What should I look for in a donor?

To maximize the likelihood of success, we recommend a donor under age 35. Most egg donors are between the ages 21 and 32. Other factors that increase the chances of success are having previously carried a pregnancy to term, or having previously completed an ovum donor cycle with good results.

Other factors that many patients consider are physical characteristics, ethnic background, family medical history, educational background and personality characteristics. Our whole team can help you with any questions you have about the selection process.

Can I meet the donor?

No. The process is designed to remain completely anonymous.

What if I have a known donor I’d like to work with?

The first step is to discuss your known donor with your fertility specialist. He or she will help determine if this person is a good candidate. Known donors are usually younger than 35 years old, in good health and have a healthy family background.

What are the legal implications?

Your donor will sign a consent form in which she relinquishes all rights and responsibilities regarding her donated eggs. In Missouri, the woman who delivers the baby is the legal mother except in pre-arranged gestational carrier agreements. For women using egg donation to conceive, there’s no need to file any legal documents to establish the parentage of the child.

Laws regarding the use of donor eggs vary. We can provide legal assistance resources if desired.

Interested in being matched with an egg donor in our program?

Schedule a consultation with one of our specialists today.

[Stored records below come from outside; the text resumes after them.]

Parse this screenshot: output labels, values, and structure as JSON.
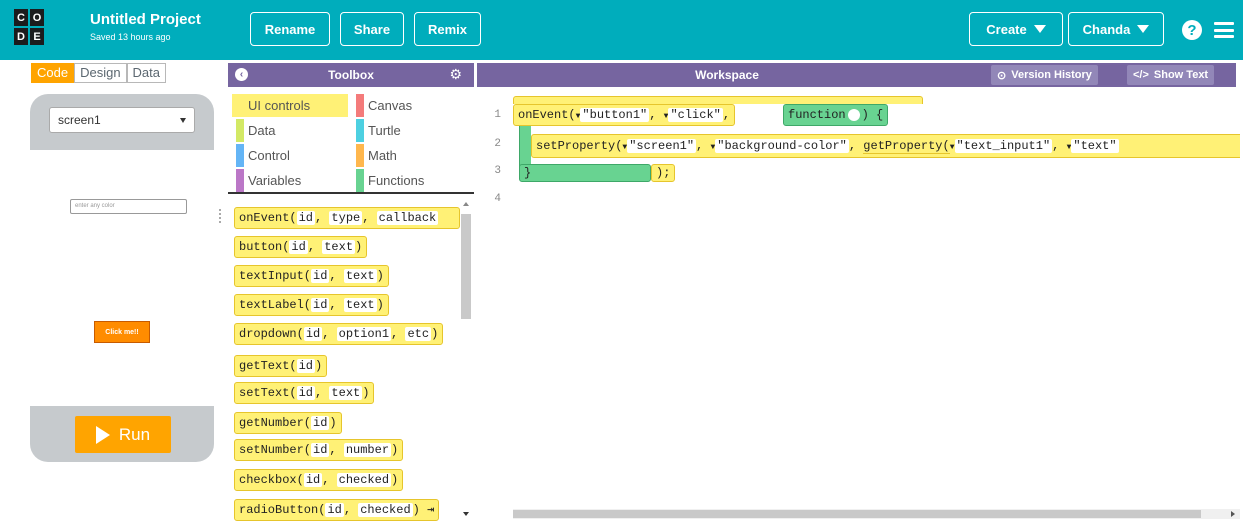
{
  "app": {
    "logo_letters": [
      "C",
      "O",
      "D",
      "E"
    ],
    "project_title": "Untitled Project",
    "saved_text": "Saved 13 hours ago",
    "accent_color": "#00adbc",
    "panel_header_color": "#7665a0"
  },
  "header": {
    "rename_label": "Rename",
    "share_label": "Share",
    "remix_label": "Remix",
    "create_label": "Create",
    "user_label": "Chanda",
    "help_icon": "?",
    "menu_icon": "hamburger-icon"
  },
  "mode_toggle": {
    "code": "Code",
    "design": "Design",
    "data": "Data",
    "active": "Code"
  },
  "app_preview": {
    "screen_selected": "screen1",
    "input_placeholder": "enter any color",
    "button_text": "Click me!!",
    "run_label": "Run"
  },
  "toolbox": {
    "title": "Toolbox",
    "categories": [
      {
        "label": "UI controls",
        "color": "#fff176",
        "selected": true
      },
      {
        "label": "Canvas",
        "color": "#f47b7b"
      },
      {
        "label": "Data",
        "color": "#d3e965"
      },
      {
        "label": "Turtle",
        "color": "#4dd0e1"
      },
      {
        "label": "Control",
        "color": "#64b5f6"
      },
      {
        "label": "Math",
        "color": "#ffb74d"
      },
      {
        "label": "Variables",
        "color": "#bb77c7"
      },
      {
        "label": "Functions",
        "color": "#68d391"
      }
    ],
    "blocks": [
      {
        "name": "onEvent(",
        "args": [
          "id",
          "type",
          "callback"
        ],
        "tail": ""
      },
      {
        "name": "button(",
        "args": [
          "id",
          "text"
        ],
        "tail": ")"
      },
      {
        "name": "textInput(",
        "args": [
          "id",
          "text"
        ],
        "tail": ")"
      },
      {
        "name": "textLabel(",
        "args": [
          "id",
          "text"
        ],
        "tail": ")"
      },
      {
        "name": "dropdown(",
        "args": [
          "id",
          "option1",
          "etc"
        ],
        "tail": ")"
      },
      {
        "name": "getText(",
        "args": [
          "id"
        ],
        "tail": ")"
      },
      {
        "name": "setText(",
        "args": [
          "id",
          "text"
        ],
        "tail": ")"
      },
      {
        "name": "getNumber(",
        "args": [
          "id"
        ],
        "tail": ")"
      },
      {
        "name": "setNumber(",
        "args": [
          "id",
          "number"
        ],
        "tail": ")"
      },
      {
        "name": "checkbox(",
        "args": [
          "id",
          "checked"
        ],
        "tail": ")"
      },
      {
        "name": "radioButton(",
        "args": [
          "id",
          "checked"
        ],
        "tail": ") ⇥"
      }
    ]
  },
  "workspace": {
    "title": "Workspace",
    "version_history_label": "Version History",
    "show_text_label": "Show Text",
    "line_numbers": [
      "1",
      "2",
      "3",
      "4"
    ],
    "code": {
      "line1": {
        "fn": "onEvent(",
        "arg1": "\"button1\"",
        "arg2": "\"click\"",
        "function_keyword": "function",
        "close": ") {"
      },
      "line2": {
        "fn": "setProperty(",
        "arg1": "\"screen1\"",
        "arg2": "\"background-color\"",
        "inner_fn": "getProperty(",
        "inner_arg1": "\"text_input1\"",
        "inner_arg2": "\"text\""
      },
      "line3": {
        "brace": "}",
        "close": ");"
      }
    }
  }
}
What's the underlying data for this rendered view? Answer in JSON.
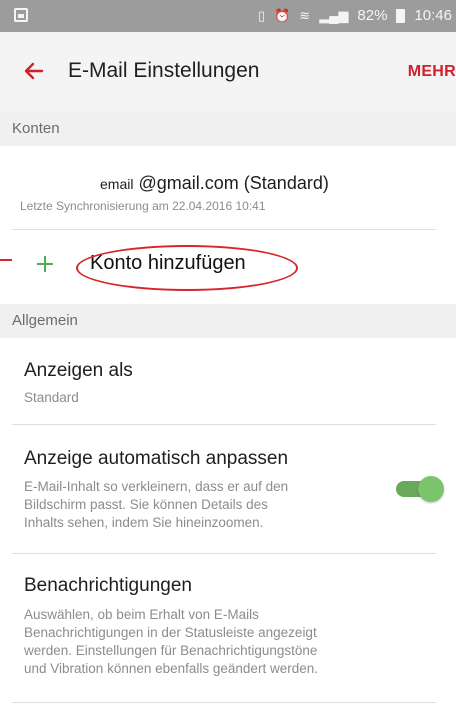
{
  "status_bar": {
    "icons": [
      "notification-icon",
      "vibrate-icon",
      "alarm-icon",
      "wifi-icon",
      "signal-icon",
      "battery-icon"
    ],
    "battery": "82%",
    "time": "10:46"
  },
  "app_bar": {
    "back_icon": "arrow-left-icon",
    "title": "E-Mail Einstellungen",
    "more_label": "MEHR",
    "accent_color": "#d0212b"
  },
  "sections": {
    "accounts_header": "Konten",
    "general_header": "Allgemein"
  },
  "account": {
    "email_local": "email",
    "email_domain": "@gmail.com",
    "default_tag": "(Standard)",
    "sync_text": "Letzte Synchronisierung am 22.04.2016 10:41"
  },
  "add_account": {
    "icon": "plus-icon",
    "label": "Konto hinzufügen"
  },
  "settings": [
    {
      "title": "Anzeigen als",
      "subtitle": "Standard"
    },
    {
      "title": "Anzeige automatisch anpassen",
      "subtitle_lines": [
        "E-Mail-Inhalt so verkleinern, dass er auf den",
        "Bildschirm passt. Sie können Details des",
        "Inhalts sehen, indem Sie hineinzoomen."
      ],
      "toggle_on": true
    },
    {
      "title": "Benachrichtigungen",
      "subtitle_lines": [
        "Auswählen, ob beim Erhalt von E-Mails",
        "Benachrichtigungen in der Statusleiste angezeigt",
        "werden. Einstellungen für Benachrichtigungstöne",
        "und Vibration können ebenfalls geändert werden."
      ]
    }
  ],
  "colors": {
    "toggle_on": "#6aa85b",
    "annotation": "#d6252d"
  }
}
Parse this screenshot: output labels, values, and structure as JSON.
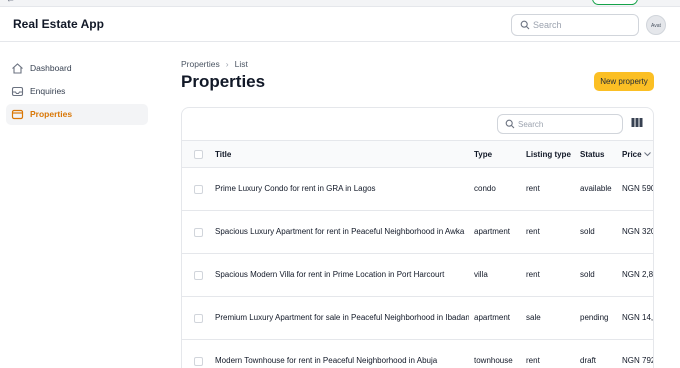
{
  "app": {
    "title": "Real Estate App"
  },
  "header": {
    "search_placeholder": "Search",
    "avatar_alt": "Avat"
  },
  "sidebar": {
    "items": [
      {
        "label": "Dashboard",
        "icon": "home-icon",
        "active": false
      },
      {
        "label": "Enquiries",
        "icon": "inbox-icon",
        "active": false
      },
      {
        "label": "Properties",
        "icon": "folder-icon",
        "active": true
      }
    ]
  },
  "breadcrumb": {
    "parent": "Properties",
    "current": "List"
  },
  "page": {
    "title": "Properties",
    "new_button": "New property"
  },
  "table": {
    "search_placeholder": "Search",
    "columns": {
      "title": "Title",
      "type": "Type",
      "listing_type": "Listing type",
      "status": "Status",
      "price": "Price"
    },
    "rows": [
      {
        "title": "Prime Luxury Condo for rent in GRA in Lagos",
        "type": "condo",
        "listing_type": "rent",
        "status": "available",
        "price": "NGN 590,"
      },
      {
        "title": "Spacious Luxury Apartment for rent in Peaceful Neighborhood in Awka",
        "type": "apartment",
        "listing_type": "rent",
        "status": "sold",
        "price": "NGN 320"
      },
      {
        "title": "Spacious Modern Villa for rent in Prime Location in Port Harcourt",
        "type": "villa",
        "listing_type": "rent",
        "status": "sold",
        "price": "NGN 2,82"
      },
      {
        "title": "Premium Luxury Apartment for sale in Peaceful Neighborhood in Ibadan",
        "type": "apartment",
        "listing_type": "sale",
        "status": "pending",
        "price": "NGN 14,0"
      },
      {
        "title": "Modern Townhouse for rent in Peaceful Neighborhood in Abuja",
        "type": "townhouse",
        "listing_type": "rent",
        "status": "draft",
        "price": "NGN 792,"
      }
    ]
  },
  "colors": {
    "accent": "#fbbf24",
    "active_nav": "#d97706"
  }
}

We’ll discuss the advantages of each of your options to help you decide which is right for you.
314-286-2400